    Hold on a minute. What is the difference between western and hunt seat?

    Well, the most obvious difference to a spectator of these two styles of riding would be the attire of the rider. When riding western, the rider wears chaps, western or cowboy boots, a western hat, a belt buckle and a show shirt of the rider’s choice. For hunt seat, the rider wears riding pants (usually tan or beige), tall boots, a helmet and a jacket over a button-down shirt.

    So what happens in an NCAA equestrian competition?

    Each competition, also known as a game or a meet, involves two schools. The day of competition starts with a draw. The draw determines the order of go and which horses (provided by the host school) the riders will ride in competition.

    In a typical meet, there will be five horses and five riders from each school in each event. A judge scores each rider on how well she performs each maneuver in the pattern or course. One rider from each school rides one horse, and the rider who scores higher on that horse wins a point for her school. The school with the most points from all four events combined wins the competition.

    TCU’s equestrian program started in the 2006-2007 season. The team won the western national championship title at the 2008 Varsity Equestrian National Championships in Waco. In 2009, 2010 and 2011, both the hunt seat and western teams placed at the VENC.   

    TCU’s next competition will be the Stock Show Bowl against the reigning national championship team, Texas A&M University, and will take place at the Fort Worth Stock Show Feb. 3. Admission is free for TCU students.

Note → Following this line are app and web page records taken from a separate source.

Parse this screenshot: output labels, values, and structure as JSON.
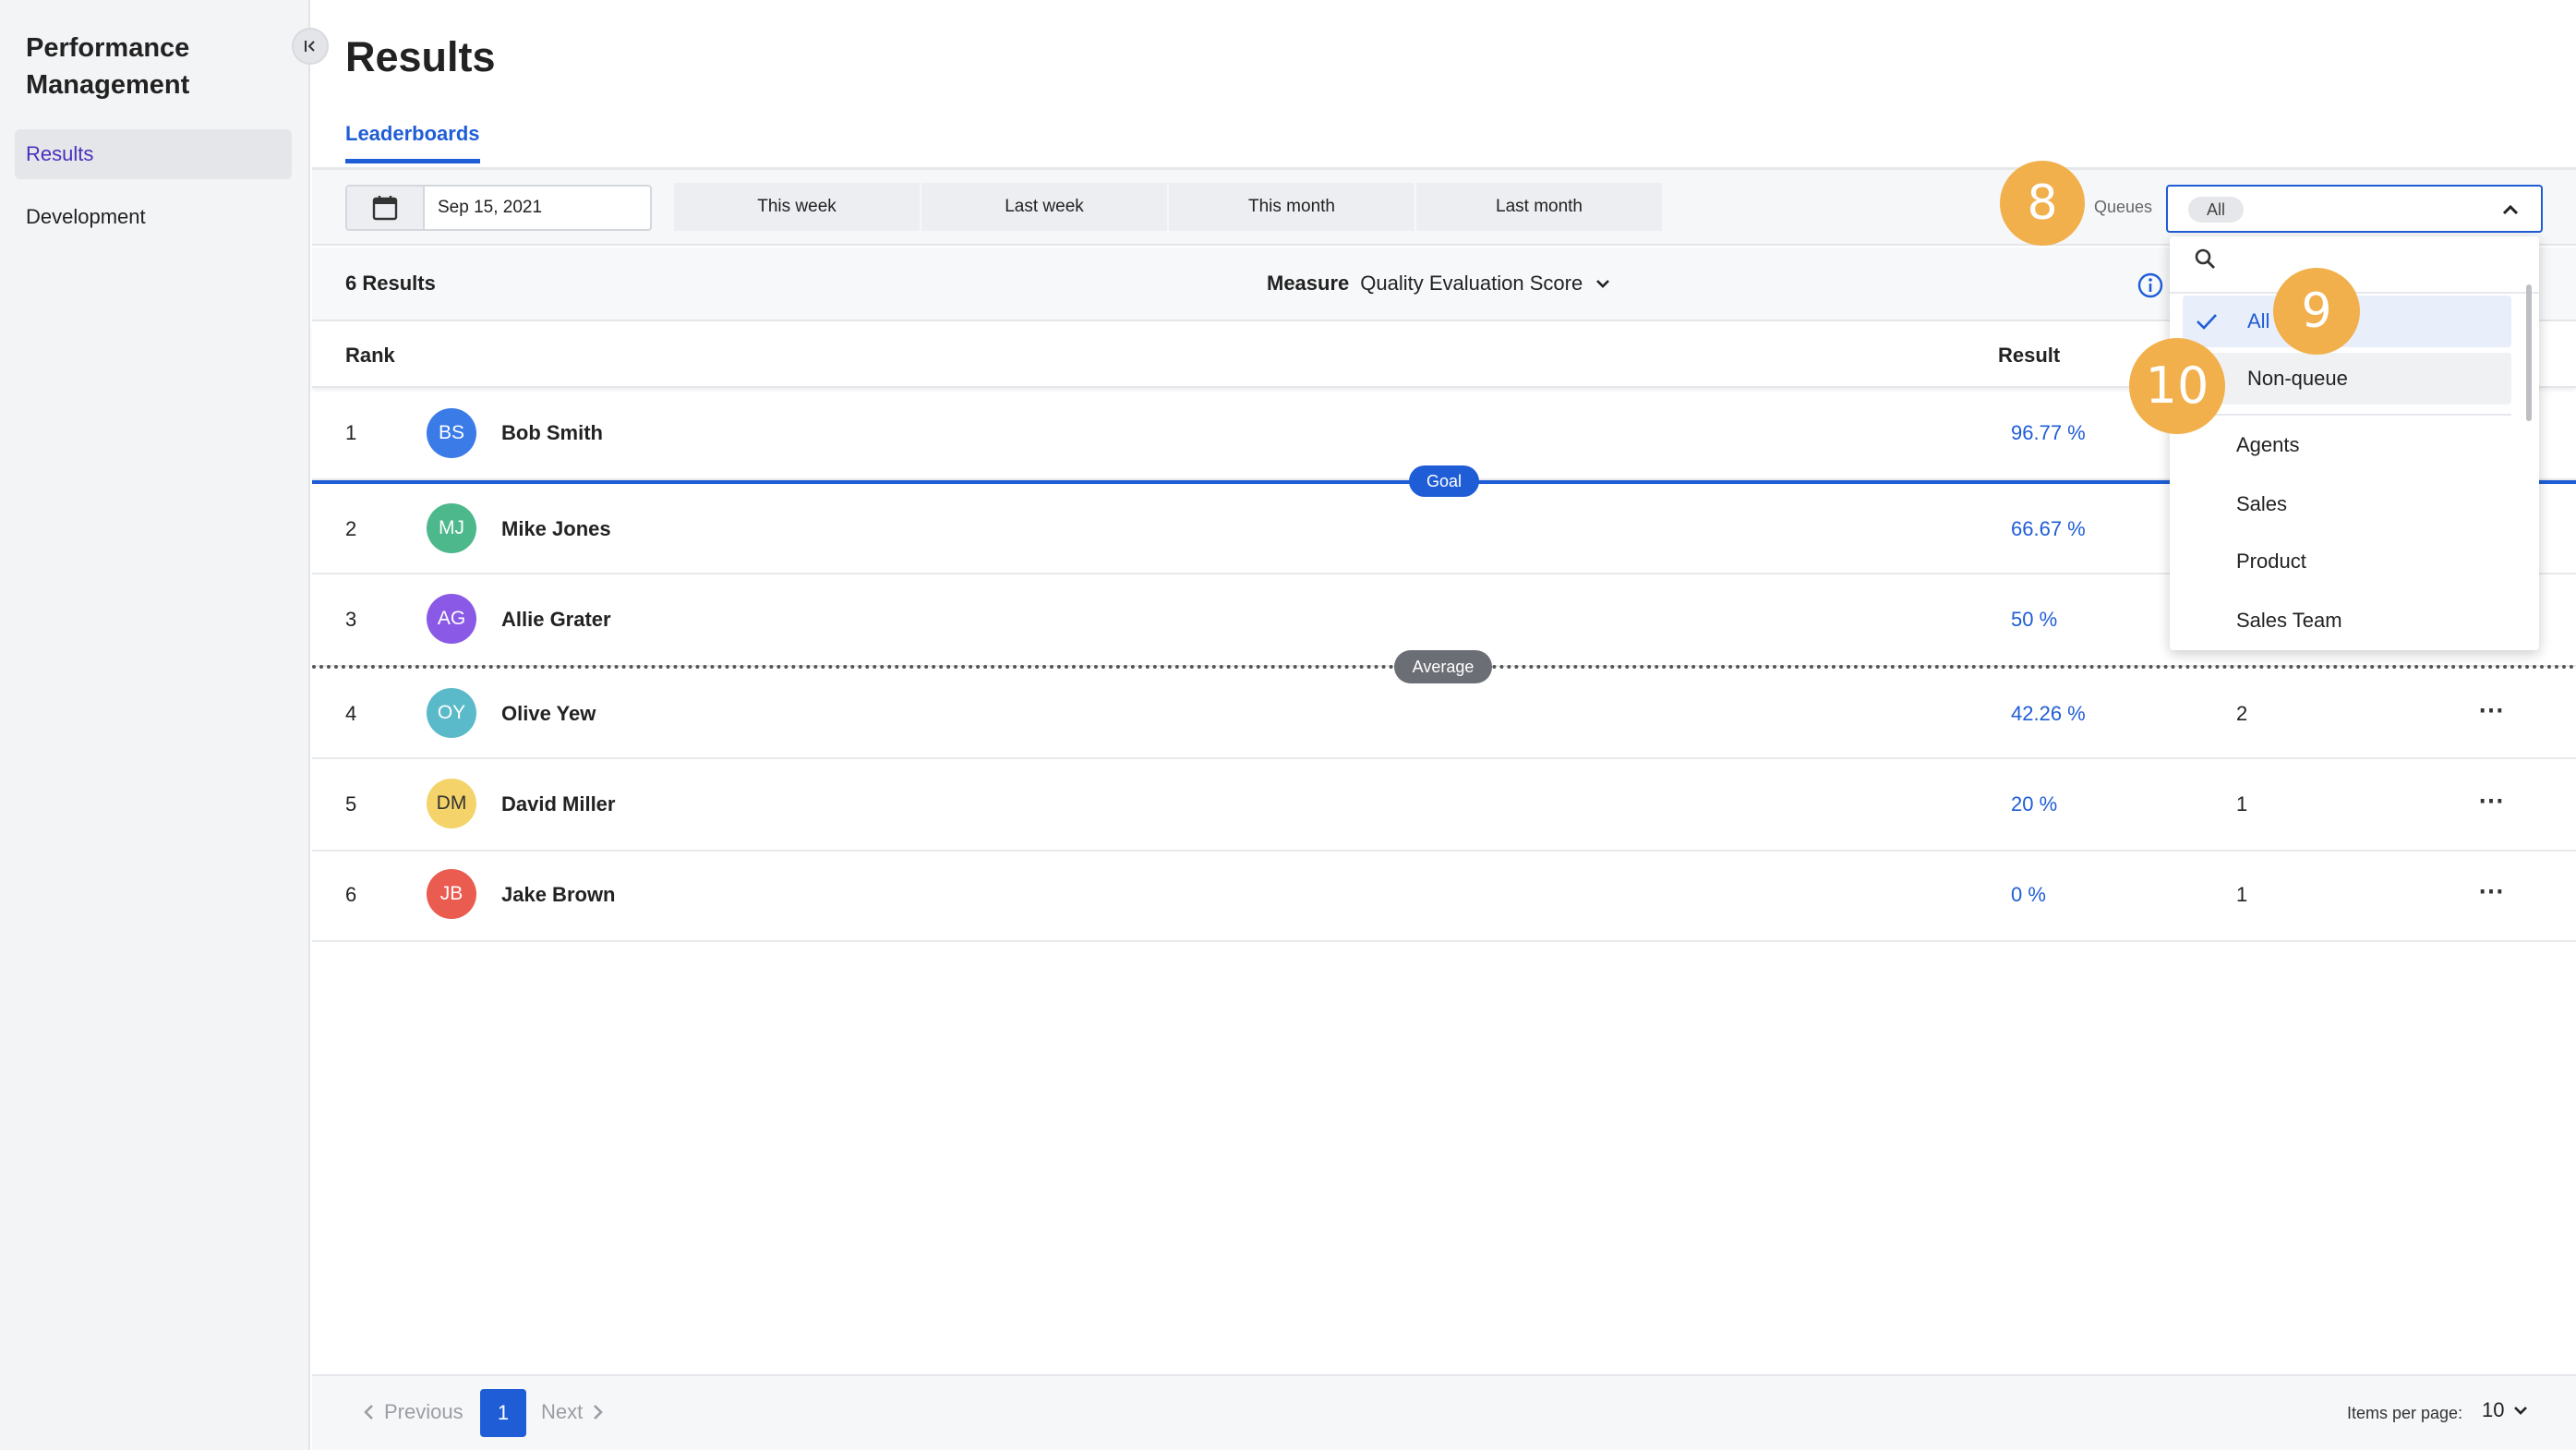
{
  "sidebar": {
    "app_title": "Performance Management",
    "items": [
      {
        "label": "Results"
      },
      {
        "label": "Development"
      }
    ]
  },
  "page": {
    "title": "Results",
    "tab": "Leaderboards"
  },
  "filters": {
    "date": "Sep 15, 2021",
    "ranges": [
      "This week",
      "Last week",
      "This month",
      "Last month"
    ],
    "queues_label": "Queues",
    "queues_selected": "All"
  },
  "summary": {
    "count": "6 Results",
    "measure_label": "Measure",
    "measure_value": "Quality Evaluation Score"
  },
  "table": {
    "headers": {
      "rank": "Rank",
      "result": "Result"
    },
    "rows": [
      {
        "rank": "1",
        "initials": "BS",
        "name": "Bob Smith",
        "result": "96.77 %",
        "count": "",
        "color": "#3b7be8"
      },
      {
        "rank": "2",
        "initials": "MJ",
        "name": "Mike Jones",
        "result": "66.67 %",
        "count": "",
        "color": "#4cb88c"
      },
      {
        "rank": "3",
        "initials": "AG",
        "name": "Allie Grater",
        "result": "50 %",
        "count": "",
        "color": "#8a5ae6"
      },
      {
        "rank": "4",
        "initials": "OY",
        "name": "Olive Yew",
        "result": "42.26 %",
        "count": "2",
        "color": "#5bbac9"
      },
      {
        "rank": "5",
        "initials": "DM",
        "name": "David Miller",
        "result": "20 %",
        "count": "1",
        "color": "#f4d46a"
      },
      {
        "rank": "6",
        "initials": "JB",
        "name": "Jake Brown",
        "result": "0 %",
        "count": "1",
        "color": "#ea5b50"
      }
    ],
    "more_glyph": "⋯"
  },
  "markers": {
    "goal": "Goal",
    "average": "Average"
  },
  "dropdown": {
    "options": [
      "All",
      "Non-queue",
      "Agents",
      "Sales",
      "Product",
      "Sales Team"
    ]
  },
  "badges": [
    "8",
    "9",
    "10"
  ],
  "pagination": {
    "previous": "Previous",
    "current": "1",
    "next": "Next",
    "items_per_page_label": "Items per page:",
    "items_per_page_value": "10"
  },
  "colors": {
    "accent": "#1f5dd6",
    "badge": "#f1b04c"
  }
}
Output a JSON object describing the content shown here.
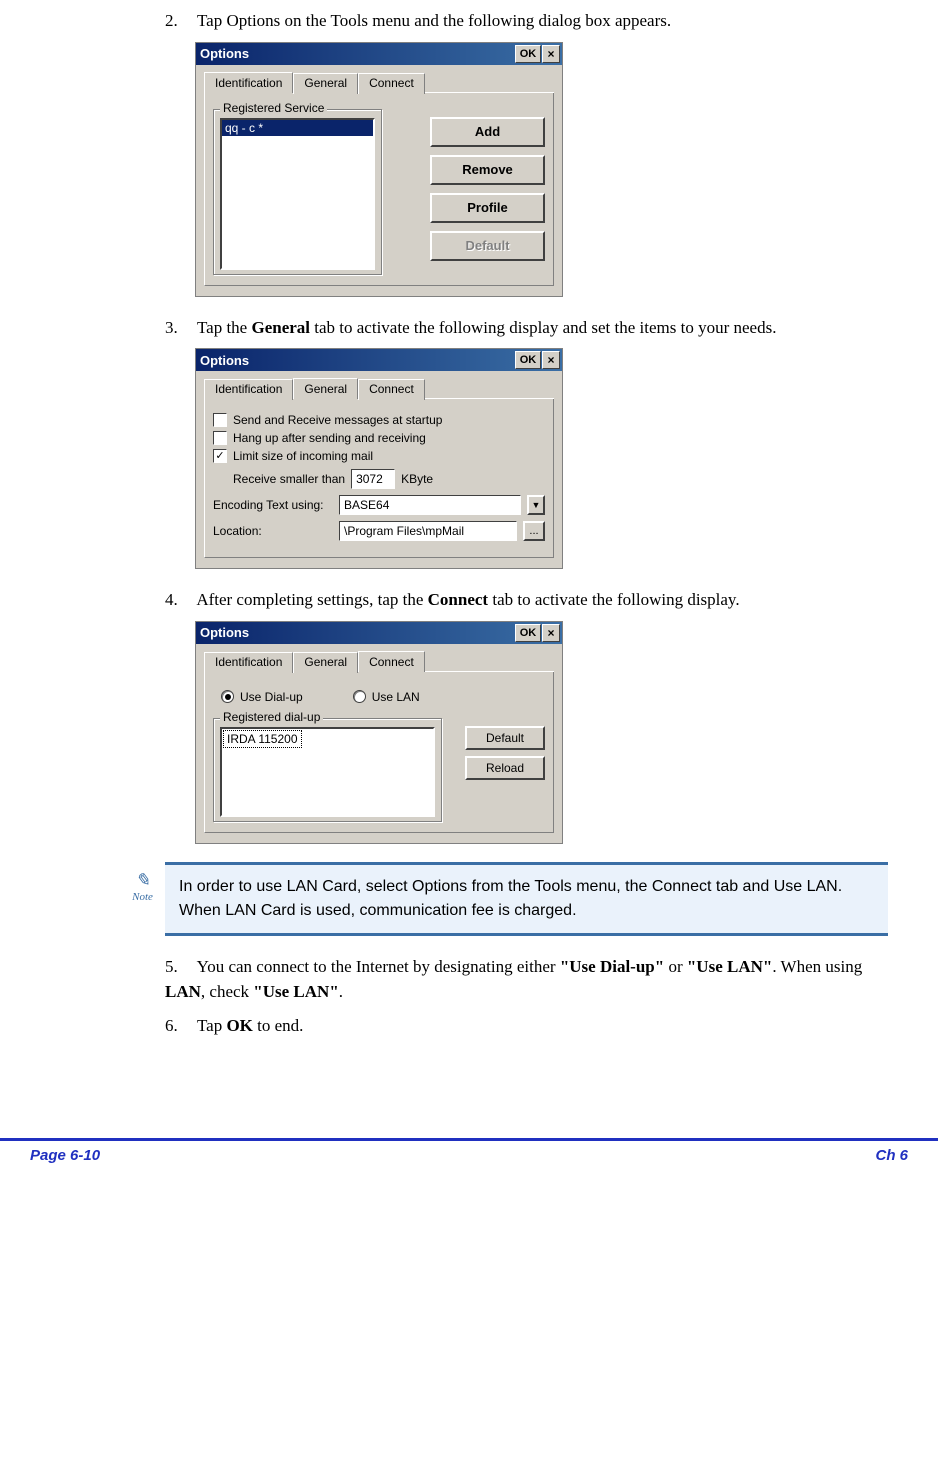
{
  "steps": {
    "s2": "Tap Options on the Tools menu and the following dialog box appears.",
    "s3_pre": "Tap the ",
    "s3_bold": "General",
    "s3_post": " tab to activate the following display and set the items to your needs.",
    "s4_pre": "After completing settings, tap the ",
    "s4_bold": "Connect",
    "s4_post": " tab to activate the following display.",
    "s5_pre": "You can connect to the Internet by designating either ",
    "s5_b1": "\"Use Dial-up\"",
    "s5_mid1": " or ",
    "s5_b2": "\"Use LAN\"",
    "s5_mid2": ". When using ",
    "s5_b3": "LAN",
    "s5_mid3": ", check ",
    "s5_b4": "\"Use LAN\"",
    "s5_end": ".",
    "s6_pre": "Tap ",
    "s6_bold": "OK",
    "s6_post": " to end."
  },
  "dialog1": {
    "title": "Options",
    "ok": "OK",
    "close": "×",
    "tabs": {
      "id": "Identification",
      "gen": "General",
      "con": "Connect"
    },
    "group": "Registered Service",
    "list_item": "qq - c *",
    "buttons": {
      "add": "Add",
      "remove": "Remove",
      "profile": "Profile",
      "def": "Default"
    }
  },
  "dialog2": {
    "title": "Options",
    "ok": "OK",
    "close": "×",
    "tabs": {
      "id": "Identification",
      "gen": "General",
      "con": "Connect"
    },
    "chk1": "Send and Receive messages at startup",
    "chk2": "Hang up after sending and receiving",
    "chk3": "Limit size of incoming mail",
    "recv_label": "Receive smaller than",
    "recv_val": "3072",
    "recv_unit": "KByte",
    "enc_label": "Encoding Text using:",
    "enc_val": "BASE64",
    "loc_label": "Location:",
    "loc_val": "\\Program Files\\mpMail",
    "browse": "..."
  },
  "dialog3": {
    "title": "Options",
    "ok": "OK",
    "close": "×",
    "tabs": {
      "id": "Identification",
      "gen": "General",
      "con": "Connect"
    },
    "r1": "Use Dial-up",
    "r2": "Use LAN",
    "group": "Registered dial-up",
    "list_item": "IRDA 115200",
    "def": "Default",
    "reload": "Reload"
  },
  "note": {
    "label": "Note",
    "text": "In order to use LAN Card, select Options from the Tools menu, the Connect tab and Use LAN. When LAN Card is used, communication fee is charged."
  },
  "footer": {
    "left": "Page 6-10",
    "right": "Ch 6"
  }
}
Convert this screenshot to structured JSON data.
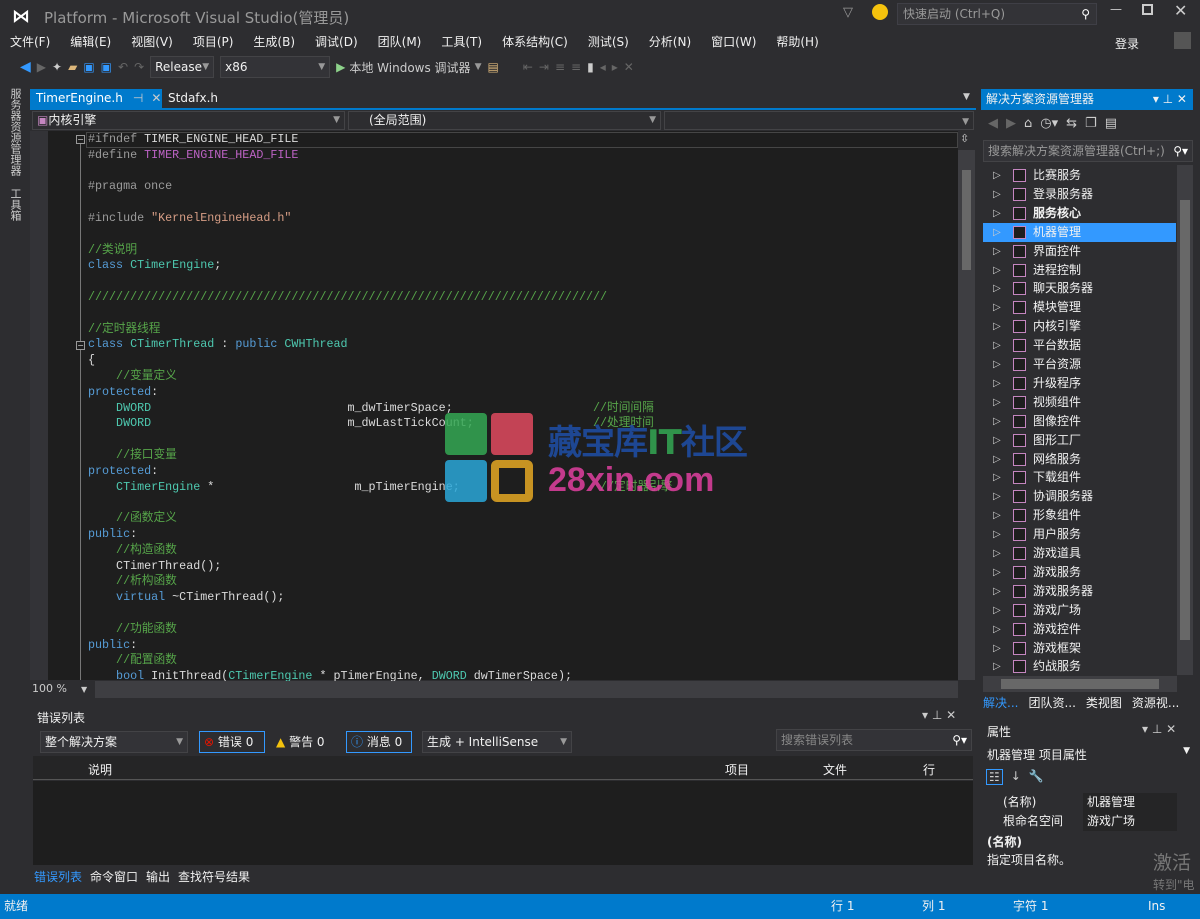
{
  "window": {
    "title": "Platform - Microsoft Visual Studio(管理员)",
    "quick_launch_placeholder": "快速启动 (Ctrl+Q)",
    "login": "登录",
    "window_buttons": [
      "minimize-icon",
      "maximize-icon",
      "close-icon"
    ]
  },
  "menu": [
    "文件(F)",
    "编辑(E)",
    "视图(V)",
    "项目(P)",
    "生成(B)",
    "调试(D)",
    "团队(M)",
    "工具(T)",
    "体系结构(C)",
    "测试(S)",
    "分析(N)",
    "窗口(W)",
    "帮助(H)"
  ],
  "toolbar": {
    "config": "Release",
    "platform": "x86",
    "debug_target": "本地 Windows 调试器"
  },
  "left_rail": [
    "服务器资源管理器",
    "工具箱"
  ],
  "editor": {
    "tabs": [
      {
        "label": "TimerEngine.h",
        "active": true
      },
      {
        "label": "Stdafx.h",
        "active": false
      }
    ],
    "nav_project": "内核引擎",
    "nav_scope": "(全局范围)",
    "zoom": "100 %",
    "lines": [
      [
        [
          "#ifndef ",
          "pp"
        ],
        [
          "TIMER_ENGINE_HEAD_FILE",
          "tx"
        ]
      ],
      [
        [
          "#define ",
          "pp"
        ],
        [
          "TIMER_ENGINE_HEAD_FILE",
          "mc"
        ]
      ],
      [],
      [
        [
          "#pragma once",
          "pp"
        ]
      ],
      [],
      [
        [
          "#include ",
          "pp"
        ],
        [
          "\"KernelEngineHead.h\"",
          "st"
        ]
      ],
      [],
      [
        [
          "//类说明",
          "cm"
        ]
      ],
      [
        [
          "class ",
          "kw"
        ],
        [
          "CTimerEngine",
          "ty"
        ],
        [
          ";",
          "tx"
        ]
      ],
      [],
      [
        [
          "//////////////////////////////////////////////////////////////////////////",
          "cm"
        ]
      ],
      [],
      [
        [
          "//定时器线程",
          "cm"
        ]
      ],
      [
        [
          "class ",
          "kw"
        ],
        [
          "CTimerThread",
          "ty"
        ],
        [
          " : ",
          "tx"
        ],
        [
          "public ",
          "kw"
        ],
        [
          "CWHThread",
          "ty"
        ]
      ],
      [
        [
          "{",
          "tx"
        ]
      ],
      [
        [
          "    //变量定义",
          "cm"
        ]
      ],
      [
        [
          "protected",
          "kw"
        ],
        [
          ":",
          "tx"
        ]
      ],
      [
        [
          "    DWORD",
          "ty"
        ],
        [
          "                            m_dwTimerSpace;",
          "tx"
        ],
        [
          "                    //时间间隔",
          "cm"
        ]
      ],
      [
        [
          "    DWORD",
          "ty"
        ],
        [
          "                            m_dwLastTickCount;",
          "tx"
        ],
        [
          "                 //处理时间",
          "cm"
        ]
      ],
      [],
      [
        [
          "    //接口变量",
          "cm"
        ]
      ],
      [
        [
          "protected",
          "kw"
        ],
        [
          ":",
          "tx"
        ]
      ],
      [
        [
          "    CTimerEngine",
          "ty"
        ],
        [
          " *                    m_pTimerEngine;",
          "tx"
        ],
        [
          "                    //定时器引擎",
          "cm"
        ]
      ],
      [],
      [
        [
          "    //函数定义",
          "cm"
        ]
      ],
      [
        [
          "public",
          "kw"
        ],
        [
          ":",
          "tx"
        ]
      ],
      [
        [
          "    //构造函数",
          "cm"
        ]
      ],
      [
        [
          "    CTimerThread();",
          "tx"
        ]
      ],
      [
        [
          "    //析构函数",
          "cm"
        ]
      ],
      [
        [
          "    virtual ",
          "kw"
        ],
        [
          "~CTimerThread();",
          "tx"
        ]
      ],
      [],
      [
        [
          "    //功能函数",
          "cm"
        ]
      ],
      [
        [
          "public",
          "kw"
        ],
        [
          ":",
          "tx"
        ]
      ],
      [
        [
          "    //配置函数",
          "cm"
        ]
      ],
      [
        [
          "    bool ",
          "kw"
        ],
        [
          "InitThread(",
          "tx"
        ],
        [
          "CTimerEngine",
          "ty"
        ],
        [
          " * pTimerEngine, ",
          "tx"
        ],
        [
          "DWORD",
          "ty"
        ],
        [
          " dwTimerSpace);",
          "tx"
        ]
      ]
    ]
  },
  "watermark": {
    "line1": "藏宝库IT社区",
    "line2": "28xin.com"
  },
  "solution_explorer": {
    "title": "解决方案资源管理器",
    "search_placeholder": "搜索解决方案资源管理器(Ctrl+;)",
    "items": [
      "比赛服务",
      "登录服务器",
      "服务核心",
      "机器管理",
      "界面控件",
      "进程控制",
      "聊天服务器",
      "模块管理",
      "内核引擎",
      "平台数据",
      "平台资源",
      "升级程序",
      "视频组件",
      "图像控件",
      "图形工厂",
      "网络服务",
      "下载组件",
      "协调服务器",
      "形象组件",
      "用户服务",
      "游戏道具",
      "游戏服务",
      "游戏服务器",
      "游戏广场",
      "游戏控件",
      "游戏框架",
      "约战服务"
    ],
    "selected": "机器管理",
    "bold": "服务核心",
    "tabs": [
      "解决...",
      "团队资...",
      "类视图",
      "资源视..."
    ]
  },
  "properties": {
    "title": "属性",
    "object": "机器管理  项目属性",
    "rows": [
      [
        "(名称)",
        "机器管理"
      ],
      [
        "根命名空间",
        "游戏广场"
      ]
    ],
    "desc_title": "(名称)",
    "desc_text": "指定项目名称。",
    "activate": "激活",
    "activate2": "转到\"电"
  },
  "error_list": {
    "title": "错误列表",
    "scope": "整个解决方案",
    "errors": "错误 0",
    "warnings": "警告 0",
    "messages": "消息 0",
    "source": "生成 + IntelliSense",
    "search_placeholder": "搜索错误列表",
    "columns": [
      "说明",
      "项目",
      "文件",
      "行"
    ],
    "bottom_tabs": [
      "错误列表",
      "命令窗口",
      "输出",
      "查找符号结果"
    ]
  },
  "status": {
    "ready": "就绪",
    "line": "行 1",
    "col": "列 1",
    "char": "字符 1",
    "mode": "Ins"
  },
  "colors": {
    "accent": "#007acc",
    "selection": "#3399ff",
    "background": "#2d2d30",
    "editor": "#1e1e1e"
  }
}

    Horsemanship
    Style:
    Western
    What it is: Horse and rider perform a pattern. Maneuvers include slow and extended gaits, turns on the haunches, sidepasses and square turns. The rider should make each maneuver look smooth and effortless, while maintaining proper body position and showing the horse to the best of its ability.
    How it is scored: On a base score of 70, with each maneuver scored from -1 1/2 to +1 1/2

    Reining
    Style: Western
    What it is: Horse and rider perform a pattern. Maneuvers include large, fast circles, run-downs, fast spins and sliding stops. The rider should show speed and style while keeping complete control of the horse at all times.
    How it is scored: On a base score of 70, with each maneuver scored from -1 1/2 to +1 1/2

    Equitation Over Fences
    Style: English
    What it is: Horse and rider jump a course of eight fences, usually 3 feet in height. The rider should set the horse up for a smooth departure to each fence while maintaining proper body position.
    How it is scored: On a scale of 0 to 100

    Equitation on the Flat
    Style:
    English
    What it is: Horse and rider perform a pattern. Maneuvers include collected and extended gaits, two-tracks, circles and stops. The rider should make each maneuver look smooth and perform it to the best of the horse’s ability, while maintaining body position.
    How it is scored: 10 maneuvers are scored from 0 to 10 for a maximum score of 100